neo 99 13 April, 2022 7:08 pm

Unfortunately as a core service (having now been moved from an additional service to an essential service) , you cannot opt out of childhood immunisations without resigning your gms contract. Once more, agreed by the GPC without any idea of the consequences. Even a back of an envelop calculation would have told them that bringing childhood imms into the qof at the same time as moving it into essential services was going to be a loss. Incredibly stupid.

David Jarvis 14 April, 2022 2:31 pm

Whilst core service if they set the target at 95% all or nothing for being paid you mays a well miss by 90% as 2% because financially it is the same hit for a massively different amount of effort. An unacheivable target it completely pointless. I can remember discussing this when being offered incentives to hit prescribing targets.

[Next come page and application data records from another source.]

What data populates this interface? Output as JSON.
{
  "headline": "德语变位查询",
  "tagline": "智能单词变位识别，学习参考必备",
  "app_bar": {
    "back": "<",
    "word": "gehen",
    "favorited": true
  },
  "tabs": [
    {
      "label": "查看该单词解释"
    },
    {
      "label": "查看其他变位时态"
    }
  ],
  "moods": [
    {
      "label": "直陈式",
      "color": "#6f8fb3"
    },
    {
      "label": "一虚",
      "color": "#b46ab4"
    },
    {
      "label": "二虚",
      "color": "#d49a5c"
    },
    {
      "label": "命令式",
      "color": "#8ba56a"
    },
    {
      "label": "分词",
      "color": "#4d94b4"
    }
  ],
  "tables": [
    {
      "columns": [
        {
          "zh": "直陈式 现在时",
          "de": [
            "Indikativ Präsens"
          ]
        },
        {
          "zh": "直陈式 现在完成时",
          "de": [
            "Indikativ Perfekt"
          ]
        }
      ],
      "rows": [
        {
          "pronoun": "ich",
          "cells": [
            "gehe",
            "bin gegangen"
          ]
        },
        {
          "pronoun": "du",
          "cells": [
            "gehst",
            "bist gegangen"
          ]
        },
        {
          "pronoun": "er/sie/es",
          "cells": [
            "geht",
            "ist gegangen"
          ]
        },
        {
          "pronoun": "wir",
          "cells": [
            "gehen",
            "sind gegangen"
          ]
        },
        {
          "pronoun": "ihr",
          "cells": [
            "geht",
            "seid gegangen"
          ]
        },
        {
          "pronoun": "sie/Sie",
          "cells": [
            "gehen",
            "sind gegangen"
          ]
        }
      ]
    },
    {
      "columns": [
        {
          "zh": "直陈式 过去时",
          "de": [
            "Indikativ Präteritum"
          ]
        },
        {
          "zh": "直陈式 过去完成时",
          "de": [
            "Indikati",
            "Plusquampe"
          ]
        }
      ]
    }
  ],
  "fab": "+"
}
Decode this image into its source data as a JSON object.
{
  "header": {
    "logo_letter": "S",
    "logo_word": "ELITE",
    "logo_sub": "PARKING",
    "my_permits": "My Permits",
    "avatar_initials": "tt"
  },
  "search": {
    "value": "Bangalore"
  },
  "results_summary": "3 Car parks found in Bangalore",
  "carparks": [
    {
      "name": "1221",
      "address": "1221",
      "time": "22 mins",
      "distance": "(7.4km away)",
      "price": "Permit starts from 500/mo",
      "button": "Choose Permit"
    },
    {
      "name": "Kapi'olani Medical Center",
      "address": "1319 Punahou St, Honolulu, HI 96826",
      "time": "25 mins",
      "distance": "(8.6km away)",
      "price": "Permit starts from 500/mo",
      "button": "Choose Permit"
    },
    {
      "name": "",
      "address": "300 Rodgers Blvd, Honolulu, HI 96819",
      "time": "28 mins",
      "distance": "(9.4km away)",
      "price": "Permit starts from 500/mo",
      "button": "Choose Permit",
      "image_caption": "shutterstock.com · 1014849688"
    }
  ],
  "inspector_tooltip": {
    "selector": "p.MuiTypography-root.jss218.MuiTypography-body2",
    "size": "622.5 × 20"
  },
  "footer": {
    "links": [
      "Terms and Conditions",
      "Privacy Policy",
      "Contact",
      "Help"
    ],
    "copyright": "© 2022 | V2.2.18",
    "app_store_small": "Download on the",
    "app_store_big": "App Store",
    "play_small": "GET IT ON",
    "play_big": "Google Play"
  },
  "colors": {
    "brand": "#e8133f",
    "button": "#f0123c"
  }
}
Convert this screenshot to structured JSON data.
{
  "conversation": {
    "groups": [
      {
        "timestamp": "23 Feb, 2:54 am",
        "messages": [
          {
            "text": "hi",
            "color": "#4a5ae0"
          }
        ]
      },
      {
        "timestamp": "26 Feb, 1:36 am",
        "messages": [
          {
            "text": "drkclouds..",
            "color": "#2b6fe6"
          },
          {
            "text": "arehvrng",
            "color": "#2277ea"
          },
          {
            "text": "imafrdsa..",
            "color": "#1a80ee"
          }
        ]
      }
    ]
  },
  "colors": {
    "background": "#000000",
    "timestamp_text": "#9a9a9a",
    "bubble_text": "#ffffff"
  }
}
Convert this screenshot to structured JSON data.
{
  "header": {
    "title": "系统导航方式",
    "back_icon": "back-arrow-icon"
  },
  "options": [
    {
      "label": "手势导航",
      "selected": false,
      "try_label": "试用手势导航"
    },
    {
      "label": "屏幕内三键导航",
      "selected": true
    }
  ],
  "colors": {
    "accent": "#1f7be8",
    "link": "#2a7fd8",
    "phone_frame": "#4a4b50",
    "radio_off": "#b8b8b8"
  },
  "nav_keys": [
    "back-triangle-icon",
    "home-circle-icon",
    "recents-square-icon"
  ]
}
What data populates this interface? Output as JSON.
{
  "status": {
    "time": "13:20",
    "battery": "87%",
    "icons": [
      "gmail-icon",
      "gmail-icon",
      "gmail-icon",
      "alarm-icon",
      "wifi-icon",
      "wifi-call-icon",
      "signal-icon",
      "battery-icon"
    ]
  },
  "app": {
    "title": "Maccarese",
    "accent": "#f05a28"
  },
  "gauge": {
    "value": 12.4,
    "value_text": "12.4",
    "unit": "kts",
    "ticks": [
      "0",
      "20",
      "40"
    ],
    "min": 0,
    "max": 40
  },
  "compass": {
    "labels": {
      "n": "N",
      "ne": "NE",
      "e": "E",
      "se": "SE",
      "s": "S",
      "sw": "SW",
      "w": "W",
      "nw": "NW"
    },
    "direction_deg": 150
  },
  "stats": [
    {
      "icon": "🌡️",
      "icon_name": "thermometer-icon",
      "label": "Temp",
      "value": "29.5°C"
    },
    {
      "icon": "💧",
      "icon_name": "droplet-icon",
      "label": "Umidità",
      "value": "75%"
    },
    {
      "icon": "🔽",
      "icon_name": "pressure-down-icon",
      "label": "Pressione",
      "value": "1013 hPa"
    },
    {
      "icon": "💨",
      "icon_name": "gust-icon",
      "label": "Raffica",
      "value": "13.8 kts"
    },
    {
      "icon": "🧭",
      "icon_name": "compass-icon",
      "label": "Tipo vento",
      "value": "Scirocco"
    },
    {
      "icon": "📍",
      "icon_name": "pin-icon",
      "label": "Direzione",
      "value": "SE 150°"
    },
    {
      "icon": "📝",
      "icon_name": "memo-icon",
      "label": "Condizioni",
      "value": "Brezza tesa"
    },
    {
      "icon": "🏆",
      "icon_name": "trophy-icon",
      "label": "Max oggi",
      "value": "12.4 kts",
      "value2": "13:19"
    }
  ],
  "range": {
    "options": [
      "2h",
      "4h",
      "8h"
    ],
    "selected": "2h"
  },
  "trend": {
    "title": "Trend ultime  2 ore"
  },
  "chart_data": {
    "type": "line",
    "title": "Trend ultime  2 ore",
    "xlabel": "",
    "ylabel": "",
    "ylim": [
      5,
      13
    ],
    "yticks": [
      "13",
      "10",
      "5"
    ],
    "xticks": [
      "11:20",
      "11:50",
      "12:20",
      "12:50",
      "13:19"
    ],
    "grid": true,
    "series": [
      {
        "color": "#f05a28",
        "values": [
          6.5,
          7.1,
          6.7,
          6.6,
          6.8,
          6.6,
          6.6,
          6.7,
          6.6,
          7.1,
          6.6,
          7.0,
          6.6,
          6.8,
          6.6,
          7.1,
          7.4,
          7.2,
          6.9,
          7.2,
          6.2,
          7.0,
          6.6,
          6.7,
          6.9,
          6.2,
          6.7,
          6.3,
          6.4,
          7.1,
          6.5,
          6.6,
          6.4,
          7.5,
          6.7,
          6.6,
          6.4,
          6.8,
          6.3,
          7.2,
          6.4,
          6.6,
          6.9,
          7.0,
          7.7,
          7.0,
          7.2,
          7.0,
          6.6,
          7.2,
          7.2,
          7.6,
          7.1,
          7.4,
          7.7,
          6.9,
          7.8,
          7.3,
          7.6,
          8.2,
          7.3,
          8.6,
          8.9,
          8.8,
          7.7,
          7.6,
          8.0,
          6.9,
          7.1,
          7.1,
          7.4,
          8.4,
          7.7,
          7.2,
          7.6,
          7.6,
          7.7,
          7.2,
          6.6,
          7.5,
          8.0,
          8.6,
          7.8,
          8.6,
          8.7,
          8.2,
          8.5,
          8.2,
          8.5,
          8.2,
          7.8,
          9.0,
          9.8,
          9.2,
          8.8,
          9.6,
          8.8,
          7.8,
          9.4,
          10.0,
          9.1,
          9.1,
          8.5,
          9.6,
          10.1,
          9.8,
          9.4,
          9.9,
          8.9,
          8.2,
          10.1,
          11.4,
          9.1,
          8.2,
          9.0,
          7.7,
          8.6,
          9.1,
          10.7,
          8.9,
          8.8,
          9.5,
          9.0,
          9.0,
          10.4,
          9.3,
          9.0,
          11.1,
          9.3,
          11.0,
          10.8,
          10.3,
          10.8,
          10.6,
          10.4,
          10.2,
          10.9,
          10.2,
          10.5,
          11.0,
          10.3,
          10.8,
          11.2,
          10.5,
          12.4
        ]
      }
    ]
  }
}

The effort was no worth it so no targets were hit.
If they see it as that improtant pay per kid jabbed.